Setting the stage for his maiden Budget, finance minister Arun Jaitley on Wednesday tabled the Economic Survey FY14 in Parliament, featuring the government’s plan to unleash the economy’s productive capacity with an impressive array of reforms, ranging from the farm sector to infrastructure financing, energy and taxation. Leading by example, Jaitley may announce a central goods and service tax (CGST) that combines excise duty and service tax as a precursor to a full-fledged GST where principal state taxes would also be eventually subsumed.
“Once CenGST is implemented and the information technology system for it has worked, (revenue) estimation risk will be lower and it will be easier for the Centre and the states to move to the GST,” said the survey.
Written by a team of senior economists at the finance ministry, this edition of the annual survey tended to be more realistic in its assessment of the state of the economy and prognostication than several previous ones — “a reversion to a growth rate of 7-8% can occur beyond the ongoing and the next fiscal” — and lamented the “resource preemption”by the government that constrains external financing for the private sector.
It pitched for new fiscal prudence legislation with teeth (the extant one, enacted in 2003, has been virtually violated several times as the previous two governments went with political expediencies), while admitting that last year's fiscal deficit reduction (to 4.5% of GDP) was achieved with “lower-than-expected expenditure”. This, analysts said, signalled that Thursday's Union Budget would likely revise the deficit estimates for FY14 upwards to present a less concealed picture of central government finances. Stating that the fiscal situation of the central government is “worse than it appears”, the survey said the situation warranted a fresh thinking on a responsible fiscal policy framework. “The modified FRBM Act needs to take into account business cycles and to have penalties that are strong enough so that it can’t be ignored,” it said.
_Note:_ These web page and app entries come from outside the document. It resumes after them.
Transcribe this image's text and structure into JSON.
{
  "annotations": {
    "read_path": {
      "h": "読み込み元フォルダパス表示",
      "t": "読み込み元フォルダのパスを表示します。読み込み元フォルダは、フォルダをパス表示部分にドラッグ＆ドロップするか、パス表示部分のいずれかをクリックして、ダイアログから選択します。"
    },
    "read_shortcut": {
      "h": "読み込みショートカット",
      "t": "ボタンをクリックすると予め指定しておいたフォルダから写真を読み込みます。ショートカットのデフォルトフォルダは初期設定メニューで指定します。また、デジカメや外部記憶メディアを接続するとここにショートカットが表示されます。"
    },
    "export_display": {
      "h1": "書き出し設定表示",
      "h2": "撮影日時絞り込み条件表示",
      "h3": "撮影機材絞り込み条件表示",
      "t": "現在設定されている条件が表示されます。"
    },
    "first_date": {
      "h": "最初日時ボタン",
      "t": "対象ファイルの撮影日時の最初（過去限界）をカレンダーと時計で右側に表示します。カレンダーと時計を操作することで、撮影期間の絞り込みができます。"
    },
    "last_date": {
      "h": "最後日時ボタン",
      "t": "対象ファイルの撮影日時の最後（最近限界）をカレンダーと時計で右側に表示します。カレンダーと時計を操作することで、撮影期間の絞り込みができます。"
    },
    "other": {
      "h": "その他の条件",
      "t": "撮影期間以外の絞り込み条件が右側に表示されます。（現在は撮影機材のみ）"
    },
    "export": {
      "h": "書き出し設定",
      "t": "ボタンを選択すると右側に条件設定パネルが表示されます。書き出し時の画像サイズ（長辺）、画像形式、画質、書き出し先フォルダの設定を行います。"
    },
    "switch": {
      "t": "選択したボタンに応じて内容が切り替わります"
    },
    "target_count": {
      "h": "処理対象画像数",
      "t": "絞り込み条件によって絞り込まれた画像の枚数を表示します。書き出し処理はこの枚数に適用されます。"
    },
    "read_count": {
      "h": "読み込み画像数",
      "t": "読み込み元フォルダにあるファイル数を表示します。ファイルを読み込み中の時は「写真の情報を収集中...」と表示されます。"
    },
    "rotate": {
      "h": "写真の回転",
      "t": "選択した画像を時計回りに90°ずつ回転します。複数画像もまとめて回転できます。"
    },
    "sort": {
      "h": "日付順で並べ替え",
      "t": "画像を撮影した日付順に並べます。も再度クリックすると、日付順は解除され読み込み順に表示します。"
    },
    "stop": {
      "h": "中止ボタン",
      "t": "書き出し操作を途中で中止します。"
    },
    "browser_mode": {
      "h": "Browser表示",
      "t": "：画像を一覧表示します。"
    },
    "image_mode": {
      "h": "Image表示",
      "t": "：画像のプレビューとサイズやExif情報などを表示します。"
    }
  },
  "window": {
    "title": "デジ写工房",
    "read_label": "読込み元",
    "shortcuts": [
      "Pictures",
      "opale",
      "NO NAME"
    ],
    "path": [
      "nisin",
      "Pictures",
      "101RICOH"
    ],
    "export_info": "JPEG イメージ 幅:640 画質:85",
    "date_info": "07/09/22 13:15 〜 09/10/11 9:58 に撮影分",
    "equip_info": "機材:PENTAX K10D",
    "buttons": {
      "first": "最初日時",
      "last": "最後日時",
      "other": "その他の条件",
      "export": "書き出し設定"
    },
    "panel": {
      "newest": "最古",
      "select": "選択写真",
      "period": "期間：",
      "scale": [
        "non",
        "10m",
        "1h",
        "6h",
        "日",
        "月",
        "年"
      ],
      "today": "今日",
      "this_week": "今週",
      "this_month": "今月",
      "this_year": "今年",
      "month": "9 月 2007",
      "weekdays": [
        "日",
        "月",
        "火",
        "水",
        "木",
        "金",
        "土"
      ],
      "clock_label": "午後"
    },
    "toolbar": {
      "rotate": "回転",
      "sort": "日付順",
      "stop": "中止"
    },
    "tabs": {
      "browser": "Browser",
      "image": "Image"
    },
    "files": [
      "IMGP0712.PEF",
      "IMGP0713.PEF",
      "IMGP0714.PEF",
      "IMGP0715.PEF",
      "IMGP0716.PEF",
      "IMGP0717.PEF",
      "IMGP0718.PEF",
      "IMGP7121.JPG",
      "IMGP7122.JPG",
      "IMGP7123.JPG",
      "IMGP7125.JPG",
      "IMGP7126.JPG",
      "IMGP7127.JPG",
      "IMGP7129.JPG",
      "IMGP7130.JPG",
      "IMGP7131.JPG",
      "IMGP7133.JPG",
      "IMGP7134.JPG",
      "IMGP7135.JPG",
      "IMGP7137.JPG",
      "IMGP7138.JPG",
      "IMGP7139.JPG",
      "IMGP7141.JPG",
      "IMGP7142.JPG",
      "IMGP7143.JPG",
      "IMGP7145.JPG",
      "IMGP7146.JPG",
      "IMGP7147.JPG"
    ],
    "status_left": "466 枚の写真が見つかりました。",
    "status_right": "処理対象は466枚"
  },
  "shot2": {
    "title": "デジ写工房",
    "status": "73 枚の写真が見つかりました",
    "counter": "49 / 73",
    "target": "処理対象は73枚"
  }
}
According to the survey, the country needed to urgently revamp its major social sector schemes, including on rural jobs, health and education, as outlays for them are not being translated into outcomes because of a poor delivery mechanism. It also proposed a greater role for private players and detection of pilferage and ghost beneficiaries through effective use of technology. The country's corporate tax rate of 30%, the survey said, could be brought down